But now the situation has changed, as with Aukus the US has now joined forces with the UK and Australia to up the ante in its developing cold war with China.
Yesterday Biden declared the new deal, where the US and UK would work with Australia to help it to gain a fleet of nuclear-powered submarines.
Some of the importance of the announcement was diluted by Biden’s apparent inability to remember the name of Australian Prime Minister Scott Morrison, referring to him as ‘That fella down under’. Fortunately for the UK’s image of its importance in the ‘special relationship’ he did remember the name of ‘Boris’.
“And I want to thank that fella Down Under.
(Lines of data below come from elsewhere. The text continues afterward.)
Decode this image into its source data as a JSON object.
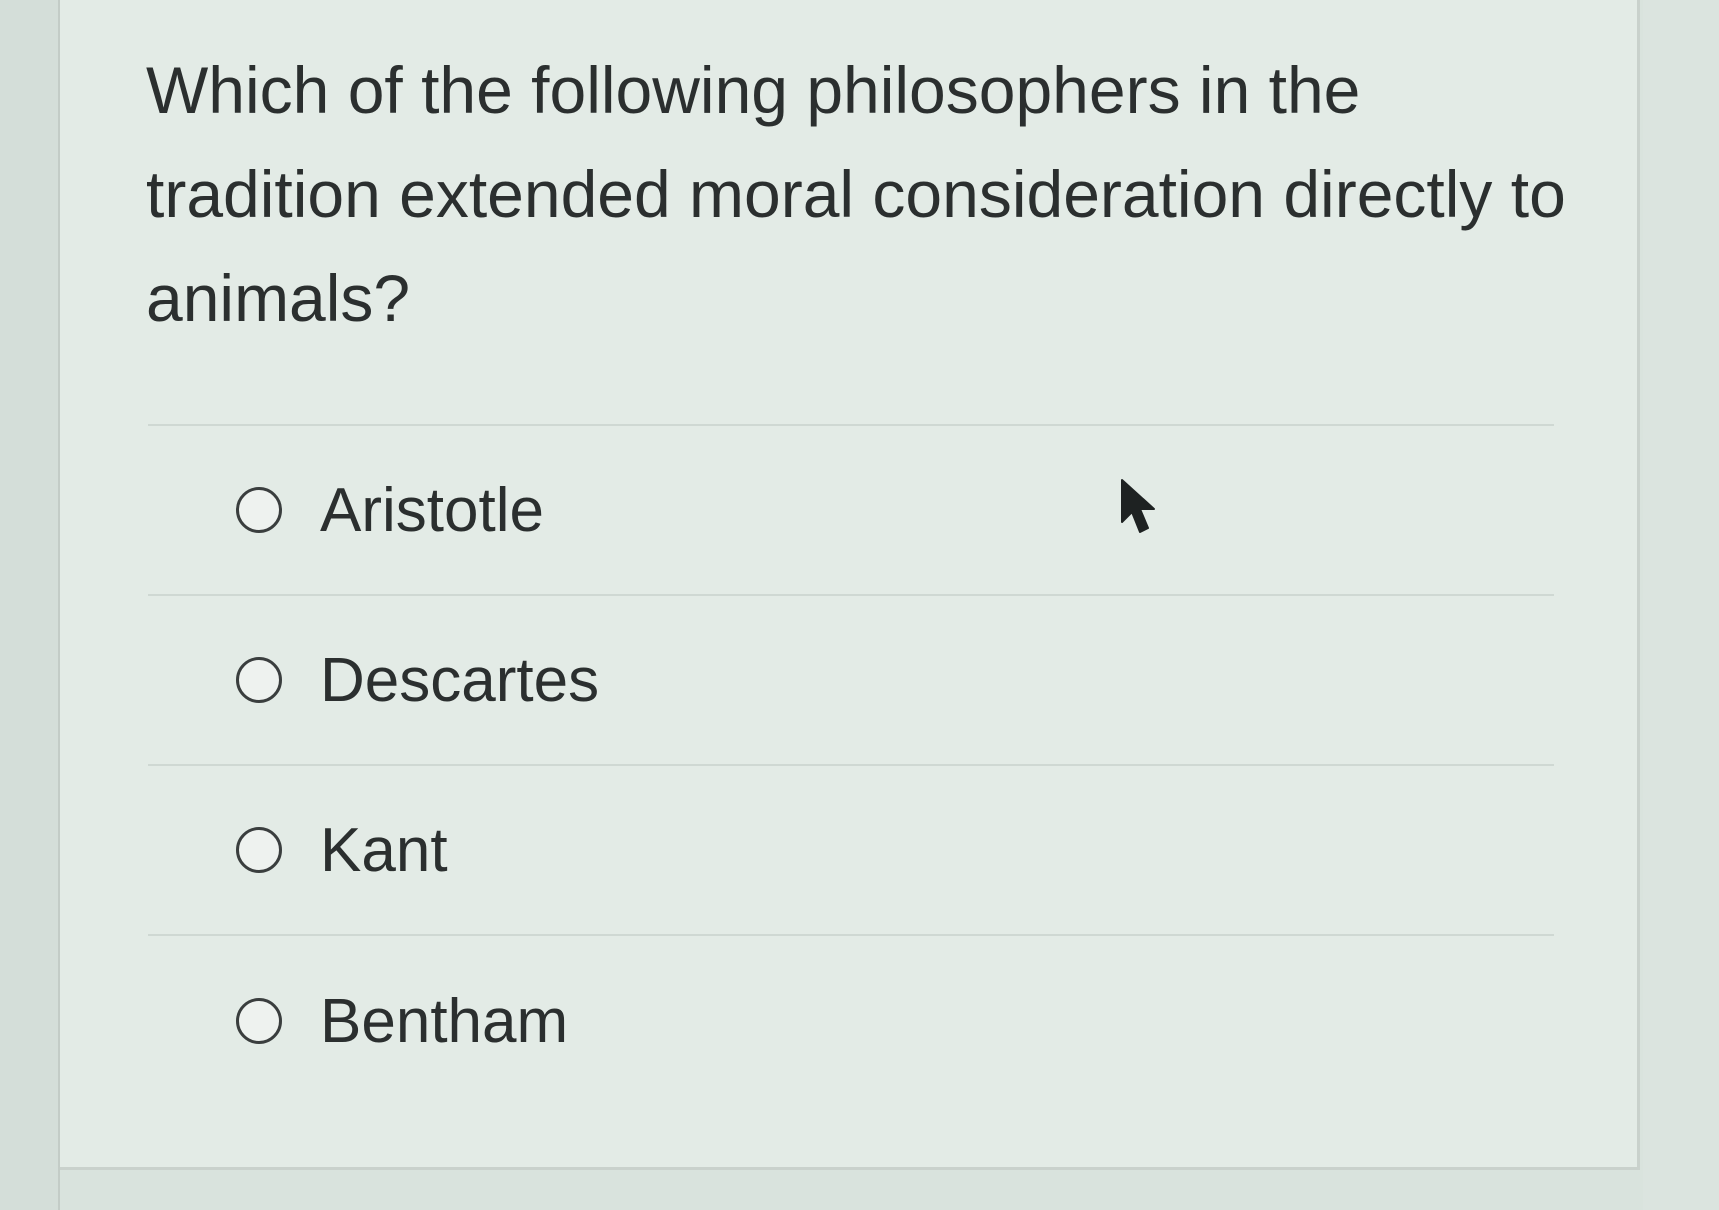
{
  "question": {
    "text": "Which of the following philosophers in the tradition extended moral consideration directly to animals?"
  },
  "options": [
    {
      "label": "Aristotle",
      "selected": false
    },
    {
      "label": "Descartes",
      "selected": false
    },
    {
      "label": "Kant",
      "selected": false
    },
    {
      "label": "Bentham",
      "selected": false
    }
  ],
  "cursor": {
    "icon": "arrow-cursor-icon"
  },
  "colors": {
    "background": "#e3ebe6",
    "text": "#2b2f2f",
    "divider": "#cfd8d3"
  }
}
Thank you very much pal,” Biden said after first thinking Boris. “Appreciate it Mr Prime Minister.”
Name forgetting aside, the move shows that the US is not about withdrawing from global politics, but rather wants to put minnows like Afghanistan aside, so that it can concentrate more fully on what it sees as the larger problem – a rising China, that is threatening the US position of dominance.
There was no similar rivalry between the US and EU as that group of nations was and is happy to play second fiddle to America – and anyway, both have strong democratic credentials and similar economic systems.
China is another story. Its population of 1.5 billion people is larger than the US (333 million), Canada (38 million) and the EU (447 million) combined – or and the UK (68 million) too. Combined those Western advanced economies have a population of ‘only’ 886 million people. Throw in Australia (26 million) and you still have a total population of ‘only’ 912 million people.
Many developing countries are happy to see a new game in town. They have little love for America or their former colonial masters, who they blame for running roughshod over their economies, exploiting their resources and people while often undermining their governments. Some of these countries tried to benefit during the first Cold War by playing the USSR against the USA, trying to boost their own economic development by receiving handouts for allegiance.
But that war ended first with the fall of the Berlin Wall, and then with the collapse of the USSR in December 1991 some 30 years ago. The US and its Nato allies thought the war was over, and largely withdrew from interfering or helping developing countries – with the notable exception of Afghanistan and Iraq.
In this new ‘sink or swim’ world, many developing countries were happy to get what seemed like development aid at bargain basement prices from China. And many will be happy to once again try to leverage more aid out of either China or the US and its Nato allies for the chance of getting more development assistance.
Really, as battle lines are drawn in this new Cold War, the best country for the US to have on its side is India. Although poor, India’s growing population of 1.4 billion people is a potential counterweight to China’s 1.5 billion.
It is perhaps with this in mind that China first lifted its one child per family policy to allow families to first have two children, and now to have three.
As a democracy that follows its version of the Westmnister model, India should be a natural ally of the developed democratic countries – even though it has followed a policy of non-alignment since gaining independence from the UK in 1947.
And there are tensions between India and China, which neighbour each other, but the high wall of the Himalayas keeps them apart.
The country views with suspicion Chinese moves to gain influence over Pakistan and Sri Lanka with the building of ports.
So will India – which the UK invited to the last G7 meeting in Cornwall – align itself with the Anglosphere and Nato, to try and contain the rise of China?